TUMO is about to turn 10! A perfect reason to track down some of our very first TUMOians who walked through our doors all those years ago. In this new series, we’ll check in with our alumni for a full report on what they’re up to these days. We’re kicking things off with Nare Gevorgyan.
Nare is a co-founder and chief design officer at Embry Tech, a startup that designs a system of smart insoles and an application that tracks and analyzes body weight and physical activity to ensure a healthy lifestyle.
As Nare tells it, “At Embry Tech we have gathered a dream team around us and broken into the US market. Just after we started with my husband Sargis, our nutritionist Liana and biomedical equipment expert Levon joined us from Boston as co-founders. Now, we have a team of 15! A year ago, Eva Gyulzadyan joined our team; ten years ago, she was my learning coach at TUMO!”

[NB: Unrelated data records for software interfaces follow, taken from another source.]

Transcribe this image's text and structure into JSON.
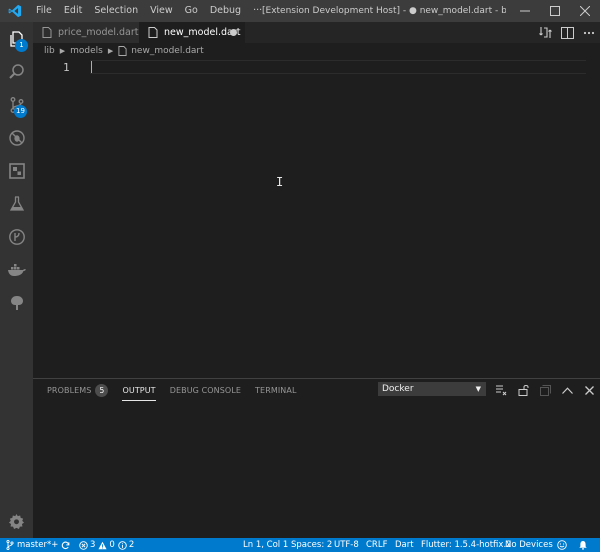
{
  "titlebar": {
    "menu": [
      "File",
      "Edit",
      "Selection",
      "View",
      "Go",
      "Debug",
      "···"
    ],
    "window_title": "[Extension Development Host] - ● new_model.dart - bitcoin - Visua…"
  },
  "activity": {
    "explorer_badge": "1",
    "scm_badge": "19"
  },
  "tabs": {
    "inactive_label": "price_model.dart",
    "active_label": "new_model.dart"
  },
  "breadcrumb": [
    "lib",
    "models",
    "new_model.dart"
  ],
  "editor": {
    "line_number": "1"
  },
  "panel": {
    "tabs": {
      "problems": "PROBLEMS",
      "problems_count": "5",
      "output": "OUTPUT",
      "debug_console": "DEBUG CONSOLE",
      "terminal": "TERMINAL"
    },
    "output_channel": "Docker"
  },
  "statusbar": {
    "branch": "master*+",
    "errors": "3",
    "warnings": "0",
    "infos": "2",
    "position": "Ln 1, Col 1",
    "spaces": "Spaces: 2",
    "encoding": "UTF-8",
    "eol": "CRLF",
    "language": "Dart",
    "flutter": "Flutter: 1.5.4-hotfix.2",
    "devices": "No Devices"
  },
  "colors": {
    "accent": "#007acc",
    "activity_bar": "#333333",
    "editor_bg": "#1e1e1e",
    "titlebar": "#3c3c3c"
  }
}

Embry Tech has already racked up several accolades with this dream team, pulled in investment, won at WCIT19, and represented Armenia at the Viva Tech expo in Paris. “I consider our major success to be raising weight management and activity tracking to a new level. Helping a person lead a healthier lifestyle alongside the long hours spent at the office.”
Forming this startup was no accident for Nare. She’s always been fascinated by the physics, ergonomics, color schemes, and psychology of product design.
“We’re essentially creating something that can help people improve their lives. It all started at TUMO where I would spend all day talking about product design. With Vasken Brutyan, one of my first workshop leaders there, we created the startup Ardēan, which TUMO spun off into an independent company. Our entire workshop team moved from the classroom to our new studio.”
Nare continues with passion, “Find. Draw. Create. Remix. This process resulted in scarves with Armenian patterns, household goods, and countless exhibitions. It’s terrific seeing Ardēan‘s products used by people across the globe.”
Before TUMO, all Nare had was a Pentium 3 that would barely run Photoshop CS2. And yet, she was still taking on freelance work. “With my dial-up internet connection, I was somehow able to study works on Yanko Design, which I consider the Louvre of product design.”
“I was quite active at TUMO, participating in everything, and when I married a year later, being 19 years old, my relatives would ask me, “Why do you need TUMO?” and I’d even earned the nickname of ‘the one married TUMOian.’ It never bothered me much. One of the best things about TUMO is what surrounds you.”
These were the auspicious beginnings of Nare’s product design career. And now you’ll find her featured on the Forbes list of women in tech – next to Marie Lou Papazian, TUMO’s CEO.
“There was a time when, while designing decorative pieces, I would listen to Hamasyan and Mansuryan on repeat. These products were displayed on TUMO’s first floor when one day I caught sight of Hamasyan and Mansuryan sitting in front of them. I don’t know why they were there, but I was in shock, my eyes teared up… and then I went back to work.”